*** DATA SHOWN Section Begins ***
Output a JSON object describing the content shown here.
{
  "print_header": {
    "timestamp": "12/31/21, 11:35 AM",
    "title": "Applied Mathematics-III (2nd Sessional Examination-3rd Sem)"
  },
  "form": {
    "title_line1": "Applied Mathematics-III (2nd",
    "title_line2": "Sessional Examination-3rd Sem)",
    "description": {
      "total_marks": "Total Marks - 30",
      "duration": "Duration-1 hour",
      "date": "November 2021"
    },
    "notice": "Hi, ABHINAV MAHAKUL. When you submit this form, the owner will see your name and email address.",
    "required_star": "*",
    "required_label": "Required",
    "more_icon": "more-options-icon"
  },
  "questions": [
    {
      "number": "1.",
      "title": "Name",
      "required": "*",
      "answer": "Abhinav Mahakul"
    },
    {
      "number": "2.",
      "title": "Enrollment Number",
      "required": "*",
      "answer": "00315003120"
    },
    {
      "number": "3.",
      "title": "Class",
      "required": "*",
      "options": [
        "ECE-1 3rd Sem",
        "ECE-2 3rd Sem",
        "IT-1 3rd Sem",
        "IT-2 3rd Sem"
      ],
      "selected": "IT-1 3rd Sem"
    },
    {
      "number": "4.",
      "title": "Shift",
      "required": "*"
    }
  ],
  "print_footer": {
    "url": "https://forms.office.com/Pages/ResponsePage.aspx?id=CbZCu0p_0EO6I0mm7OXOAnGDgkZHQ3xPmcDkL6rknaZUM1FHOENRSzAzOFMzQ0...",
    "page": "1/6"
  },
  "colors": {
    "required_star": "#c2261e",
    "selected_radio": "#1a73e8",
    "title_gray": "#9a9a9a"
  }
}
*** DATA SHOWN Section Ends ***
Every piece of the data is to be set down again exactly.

■ **ANSWER SECTION**
Output a JSON object describing the content shown here.
{
  "print_header": {
    "timestamp": "12/31/21, 11:35 AM",
    "title": "Applied Mathematics-III (2nd Sessional Examination-3rd Sem)"
  },
  "form": {
    "title_line1": "Applied Mathematics-III (2nd",
    "title_line2": "Sessional Examination-3rd Sem)",
    "description": {
      "total_marks": "Total Marks - 30",
      "duration": "Duration-1 hour",
      "date": "November 2021"
    },
    "notice": "Hi, ABHINAV MAHAKUL. When you submit this form, the owner will see your name and email address.",
    "required_star": "*",
    "required_label": "Required",
    "more_icon": "more-options-icon"
  },
  "questions": [
    {
      "number": "1.",
      "title": "Name",
      "required": "*",
      "answer": "Abhinav Mahakul"
    },
    {
      "number": "2.",
      "title": "Enrollment Number",
      "required": "*",
      "answer": "00315003120"
    },
    {
      "number": "3.",
      "title": "Class",
      "required": "*",
      "options": [
        "ECE-1 3rd Sem",
        "ECE-2 3rd Sem",
        "IT-1 3rd Sem",
        "IT-2 3rd Sem"
      ],
      "selected": "IT-1 3rd Sem"
    },
    {
      "number": "4.",
      "title": "Shift",
      "required": "*"
    }
  ],
  "print_footer": {
    "url": "https://forms.office.com/Pages/ResponsePage.aspx?id=CbZCu0p_0EO6I0mm7OXOAnGDgkZHQ3xPmcDkL6rknaZUM1FHOENRSzAzOFMzQ0...",
    "page": "1/6"
  },
  "colors": {
    "required_star": "#c2261e",
    "selected_radio": "#1a73e8",
    "title_gray": "#9a9a9a"
  }
}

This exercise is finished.